The Costa Rican Colón (named after Admiral Christopher Columbus) is the official currency in Costa Rica. During the colonial era, Spanish currency circulated and from Costa Rican independence in 1821, the usual currency was first the real and then the peso. Starting in 1896, the “Gold Heel” law was enacted, establishing the colón as a monetary unit, replacing the peso. In 1950 the Central Bank of Costa Rica was established, and from 1951. Between 1995 and 1998, the coin’s introduction started with 1, 5 and 10, 25, 50 and 100 colón coins, followed by the 500 colones coin issued in 2003.
The 100 Colones coin front design features The Coat of Arms, which illustrates three smoking volcanoes that symbolize the three mountain ranges that cross the country and a valley between the Pacific Ocean and the Caribbean Sea, which bathe the country, in each of these, there is a merchant ship representing the maritime history of the country. The seven arched silver stars represent the current provinces of the Republic. The reverse coin design has the denomination and coffee branches. This coin is part of the 2017 series, its rim is continuously fluted, and its color is silver.

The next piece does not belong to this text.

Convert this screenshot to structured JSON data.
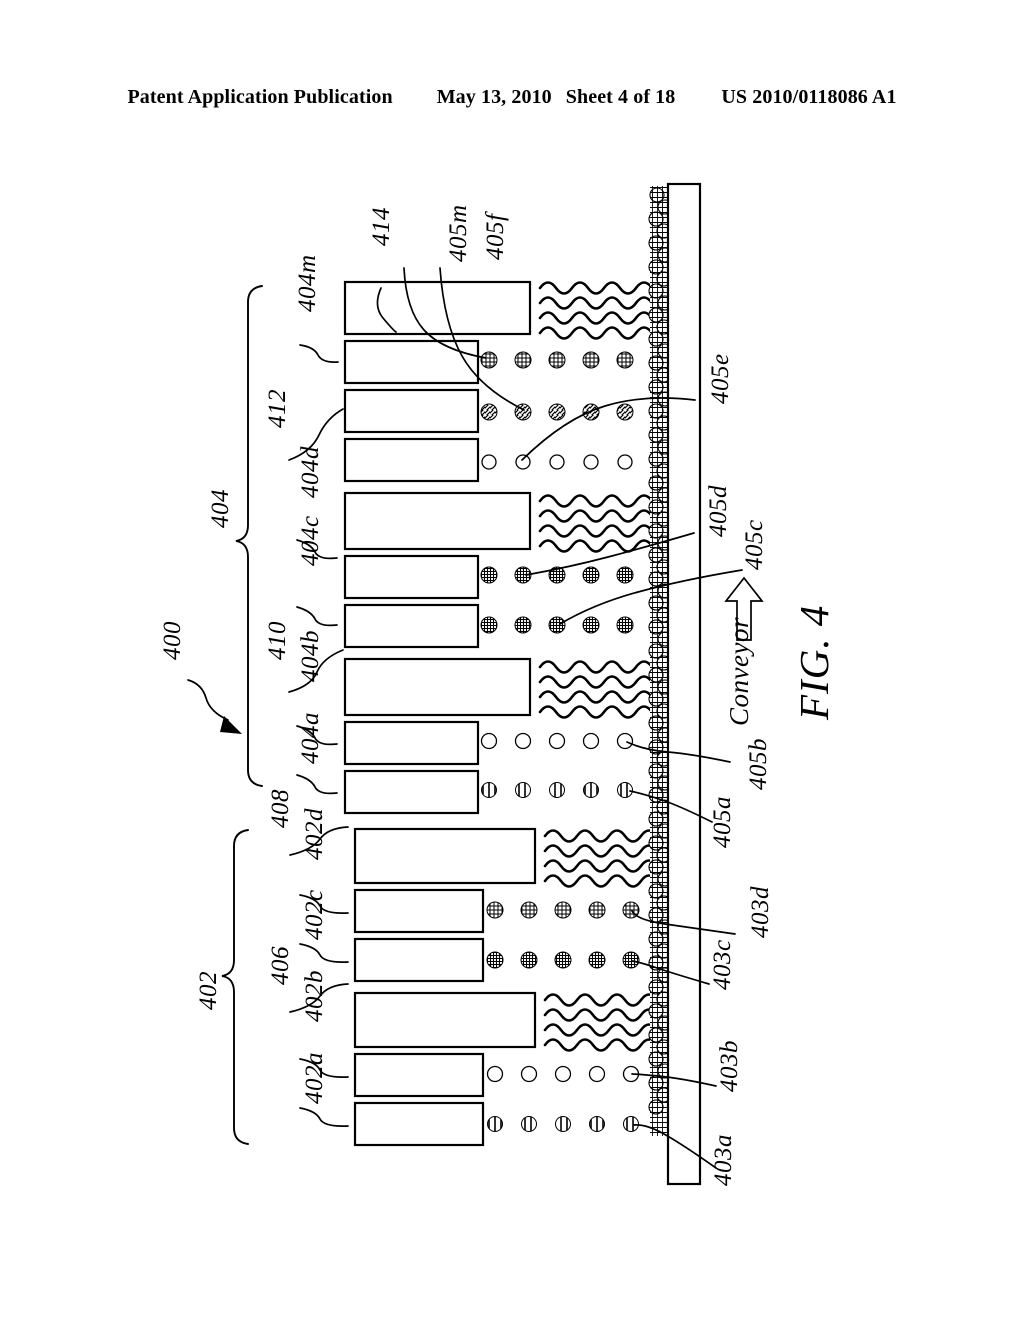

Text: 100 Colones, República de Costa Rica, B.C.C.R, 2005.